We can only imagine the conversation between the two commanders as their ships sail north in company. Sykes records that Lapenotiere has given him a note saying that he has 'received positive orders not to be detained by any Vessel - if any ship should come up with Pickle I am desired to request the ship to send her boat as my Despatches are of the greatest consequence.' Furthermore, Lapenotiere's note continues, 'the Admiral said something to me about your going to Lisbon but what I know not on recollection he said I was not to be detained.' It certainly sounds as if Lapenotiere has been frustratedly trying to carry on with his mission and that Sykes has been making a case for taking over delivery of the dispatches himself.
After having heard described the events of the battle and Lapenotiere's instructions, Sykes decides to abandon his orders and accompany Lapenotiere. He writes dispatches of his own and asks a Portuguese vessel to take them into Lisbon. There is no evidence they were ever delivered.

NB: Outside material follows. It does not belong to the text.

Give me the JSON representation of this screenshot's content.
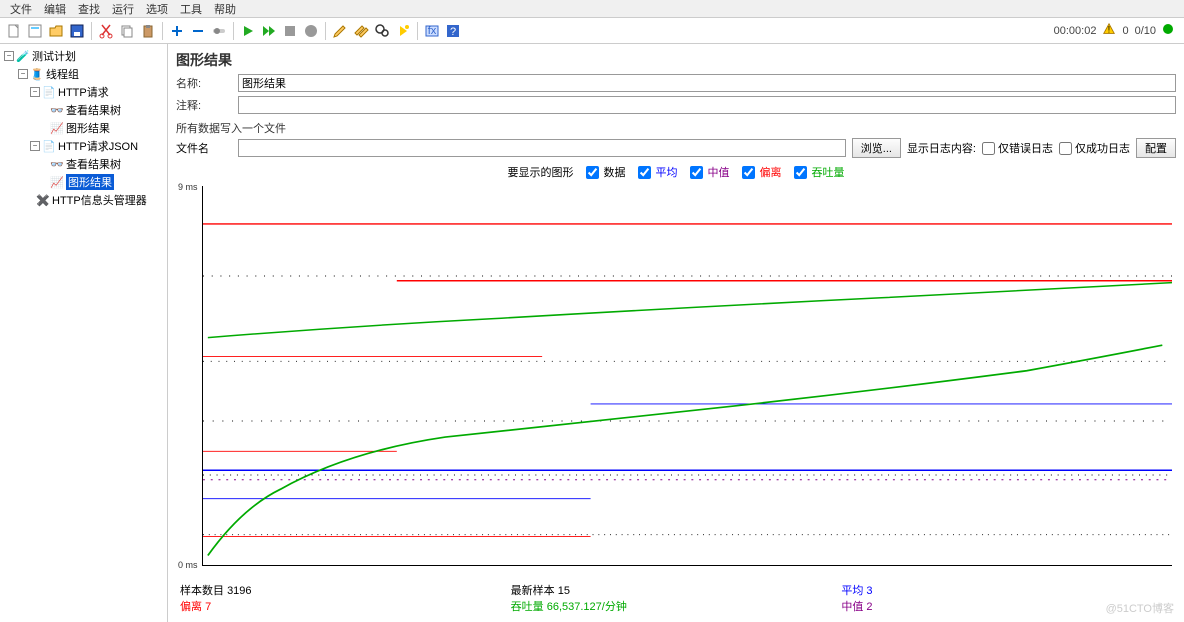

From a copy of his message to Vice Admiral Collingwood, we know that Sykes explains his decision thus:
"I have ventured to proceed, solely activated by a zeal for the service, and in hopes to meet your wishes on the occasion, in becoming a security for the information of the Pickle should any accident befall her."
It is easy to paint Sykes as a villain who wanted some of the glory (and reward) of delivering this news for himself, however the situation is hardly so clear-cut. With the destruction of the combined fleet, the Nautilus's purpose in its patrol was rendered obsolete. He could remain on station and await new orders, but what if the Pickle was destroyed, and it became known that the Nautilus had encountered her and had done nothing to help speed the dispatches safely to England?
In the absence of new orders, Sykes had to anticipate what Collingwood would want him to do in his situation. He could rejoin the Vice-Admiral and request new orders, or he could assist the Pickle in delivering the news to the Admiralty.
We know he chose the latter option. Later on the 29th October, Lapenotiere glimpses Nautilus's sail some distance astern as they pass Burling Island. He knows then that Sykes has not gone into Lisbon as requested, and that the race is on.
As the Pickle heads north the Nautilus shadows her, then draws ahead, being the quicker of the two vessels. The advantage that the Nautilus has in speed and the terrible weather that the Pickle came across off Finisterre may have sealed the fate of Lapenotiereâ€™s mission if not for the fact that the Nautilus has to take evasive action to avoid engaging with several French ships. Because of this, the Pickle gains a 65 mile lead which the Nautilus is not able to recover.
By dawn on 4th November, Pickle is dropping her anchor off Falmouth. It is not until 8.30pm that evening that Nautilus arrives in Plymouth. We can estimate that by this time, Lapenotiere is already in his post-chaise and en route, somewhere on the challenging, bleak highways of eastern Cornwall. In Plymouth, Sykes goes ashore and seeks out Vice-Admiral Young, the Commander-in-Chief at Plymouth, on board his flagship Salvador del Mundo, and regales him with the momentous news he has picked up from Lapenotiere. With no sign of Pickle or Lapenotiere, and realistic concern that they may have been lost at sea or taken by the French, Young writes a set of dispatches congratulating the Admiralty on their great victory and sends Sykes off in a post-chaise express for London.
Pickle is finally spotted outside Plymouth at first light on 5th November, by which time both Lapenotiere and Sykes are set on their London-bound trajectory over land via Exeter, and onwards through Dorset.